Do you see why the presence of people like Navas would cause fear in the residents and businesses in the Chinatown area? The people in that area have put up with enough bad characters for decades. They don't need any more. They deserve respect and understanding from the city.

T. Ruby



Recently a city crew paved selected roads in the Māpunapuna area.

On one street that allows parking, the area adjacent to the gutter was not paved. This is not a major problem since there is no active traffic on that street.

However, Pūkōloa Street, which has no on-street parking between Māpunapuna Street and Pu'uloa Road, was also left with a one-foot gap between the gutter and new pavement overlay.

Unlike other streets, there is active traffic on the area of road that was not paved.

Driving a car with one half on new pavement and the other half on a rough surface makes no sense.

City officials should review the traffic pattern before paving roads.

Also, many intersections are incomplete, creating bumps while crossing the intersections.

Citizens deserve better driving conditions.

John Guzman



I have been a live-aboard tenant at the Ala Wai Small Boat Harbor for the past eight years.

I have paid my slip and live-aboard fees on time every month, never once late — that's more than $27,000 to date.

Recently it was decided to double the slip fees and triple the live-aboard fees.

I was so consumed by this upcoming financial dilemma that I forgot about my annual state boat inspection, due April 17, a minor formality.

When I went in to the marina office to pay my monthly fees on April 27, I was notified that because I was then 10 days late on my boat inspection, that my entire marina residency had been canceled and that I had to vacate my boat slip immediately. I was in shock.

No warning, no grace period, no notice, no compassion. Bottom line: DLNR can charge the next tenant much more.

I am a handicapped senior citizen who is being abused by a state agency. Can anyone help?
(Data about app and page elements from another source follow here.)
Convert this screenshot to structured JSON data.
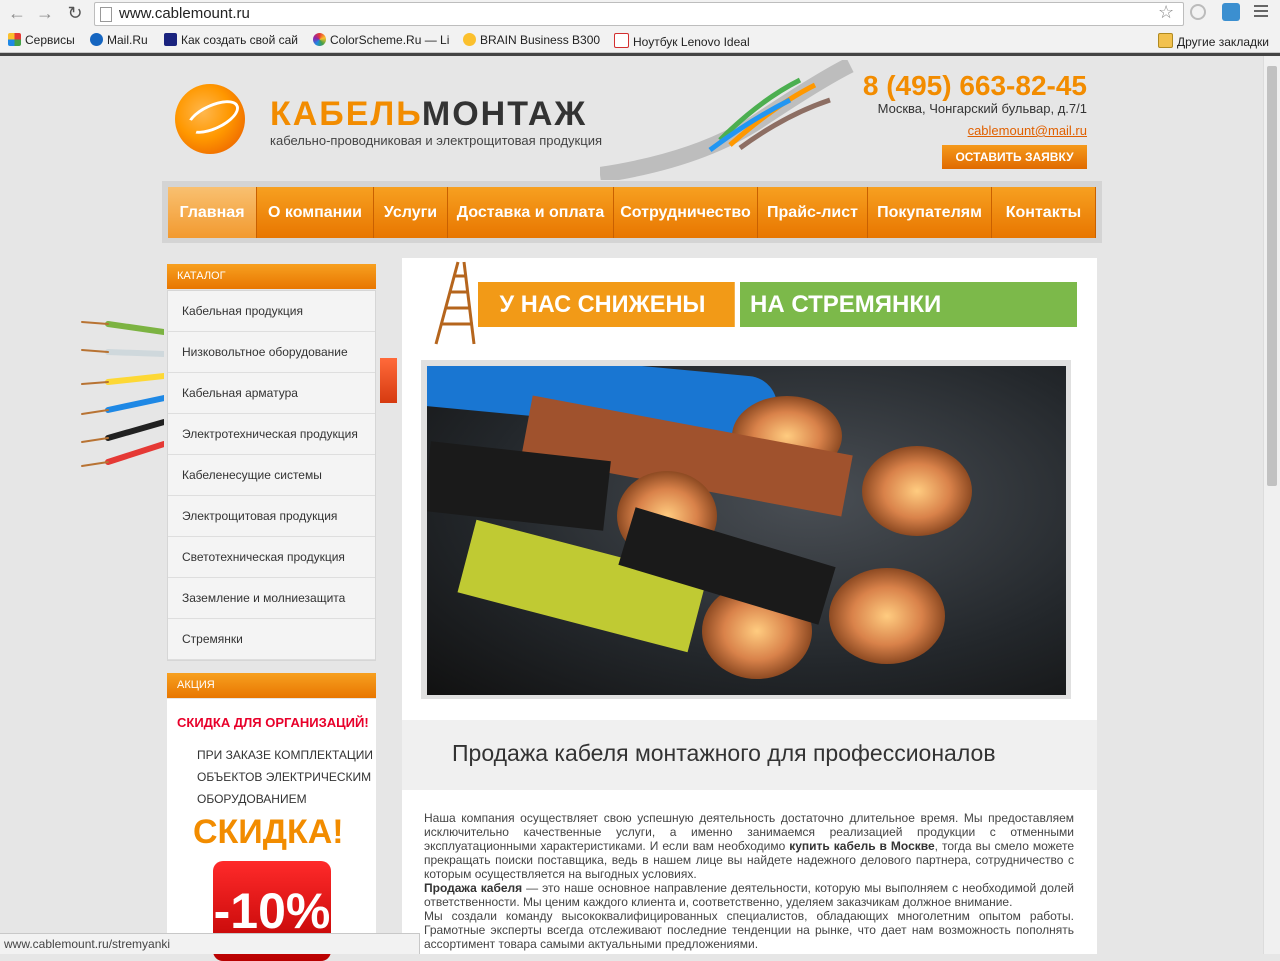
{
  "browser": {
    "url": "www.cablemount.ru",
    "bookmarks": [
      {
        "label": "Сервисы",
        "color": "#e53935"
      },
      {
        "label": "Mail.Ru",
        "color": "#1565c0"
      },
      {
        "label": "Как создать свой сай",
        "color": "#1a237e"
      },
      {
        "label": "ColorScheme.Ru — Li",
        "color": "#8e24aa"
      },
      {
        "label": "BRAIN Business B300",
        "color": "#fbc02d"
      },
      {
        "label": "Ноутбук Lenovo Ideal",
        "color": "#d32f2f"
      }
    ],
    "other_bookmarks": "Другие закладки",
    "status_url": "www.cablemount.ru/stremyanki"
  },
  "header": {
    "logo_part1": "КАБЕЛЬ",
    "logo_part2": "МОНТАЖ",
    "tagline": "кабельно-проводниковая и  электрощитовая продукция",
    "phone": "8 (495) 663-82-45",
    "address": "Москва, Чонгарский бульвар, д.7/1",
    "email": "cablemount@mail.ru",
    "request_button": "ОСТАВИТЬ ЗАЯВКУ"
  },
  "nav": [
    {
      "label": "Главная",
      "active": true,
      "width": 89
    },
    {
      "label": "О компании",
      "active": false,
      "width": 117
    },
    {
      "label": "Услуги",
      "active": false,
      "width": 74
    },
    {
      "label": "Доставка и оплата",
      "active": false,
      "width": 166
    },
    {
      "label": "Сотрудничество",
      "active": false,
      "width": 144
    },
    {
      "label": "Прайс-лист",
      "active": false,
      "width": 110
    },
    {
      "label": "Покупателям",
      "active": false,
      "width": 124
    },
    {
      "label": "Контакты",
      "active": false,
      "width": 104
    }
  ],
  "sidebar": {
    "catalog_title": "КАТАЛОГ",
    "catalog_items": [
      "Кабельная продукция",
      "Низковольтное оборудование",
      "Кабельная арматура",
      "Электротехническая продукция",
      "Кабеленесущие системы",
      "Электрощитовая продукция",
      "Светотехническая продукция",
      "Заземление и молниезащита",
      "Стремянки"
    ],
    "akcia_title": "АКЦИЯ",
    "akcia_headline": "СКИДКА ДЛЯ ОРГАНИЗАЦИЙ!",
    "akcia_line1": "ПРИ ЗАКАЗЕ КОМПЛЕКТАЦИИ",
    "akcia_line2": "ОБЪЕКТОВ ЭЛЕКТРИЧЕСКИМ",
    "akcia_line3": "ОБОРУДОВАНИЕМ",
    "skidka": "СКИДКА!",
    "percent": "-10%"
  },
  "main": {
    "banner_orange": "У НАС СНИЖЕНЫ ЦЕНЫ",
    "banner_green": "НА СТРЕМЯНКИ ДЕРЕВЯННЫЕ",
    "heading": "Продажа кабеля монтажного для профессионалов",
    "p1_a": "Наша компания осуществляет свою успешную деятельность достаточно длительное время. Мы предоставляем исключительно качественные услуги, а именно занимаемся реализацией продукции с отменными эксплуатационными характеристиками. И если вам необходимо ",
    "p1_bold": "купить кабель в Москве",
    "p1_b": ", тогда вы смело можете прекращать поиски поставщика, ведь в нашем лице вы найдете надежного делового партнера, сотрудничество с которым осуществляется на выгодных условиях.",
    "p2_bold": "Продажа кабеля",
    "p2": " — это наше основное направление деятельности, которую мы выполняем с необходимой долей ответственности. Мы ценим каждого клиента и, соответственно, уделяем заказчикам должное внимание.",
    "p3": "Мы создали команду высококвалифицированных специалистов, обладающих многолетним опытом работы. Грамотные эксперты всегда отслеживают последние тенденции на рынке, что дает нам возможность пополнять ассортимент товара самыми актуальными предложениями."
  }
}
Do I need an attorney? If I've got a few more years to live, let them be at home, not homeless,

Bernard Morry



At a recent debate, I posed a question to candidate Charles Djou, and his answer was shocking.

Considering Hawai'i's failed public education system and the loss of millions of dollars from Washington, I asked whether Djou thought President Obama's "Race to the Top" educational improvement program was an example of federal interference in state matters.

His answer pandered to Democrats. He expressed pride in being a dad, called the Secretary of Education a "bright light," and said he accepts only a limited federal role in public education, even in a failing system.

He did not say he supports federal education money for Hawai'i.

As a rookie, Djou will vote the way he is told to vote. That's how Republicans in Washington work. Members' votes belong to the Republican leadership, period. That's how they are unanimous in opposition to our president.

A vote for Djou is a vote against the president. There is no reason to reward this shameless politician.

I like Colleen Hanabusa. She is not the least bit deceptive, and she supports our president.

Richard Tolin
Kīhei, Maui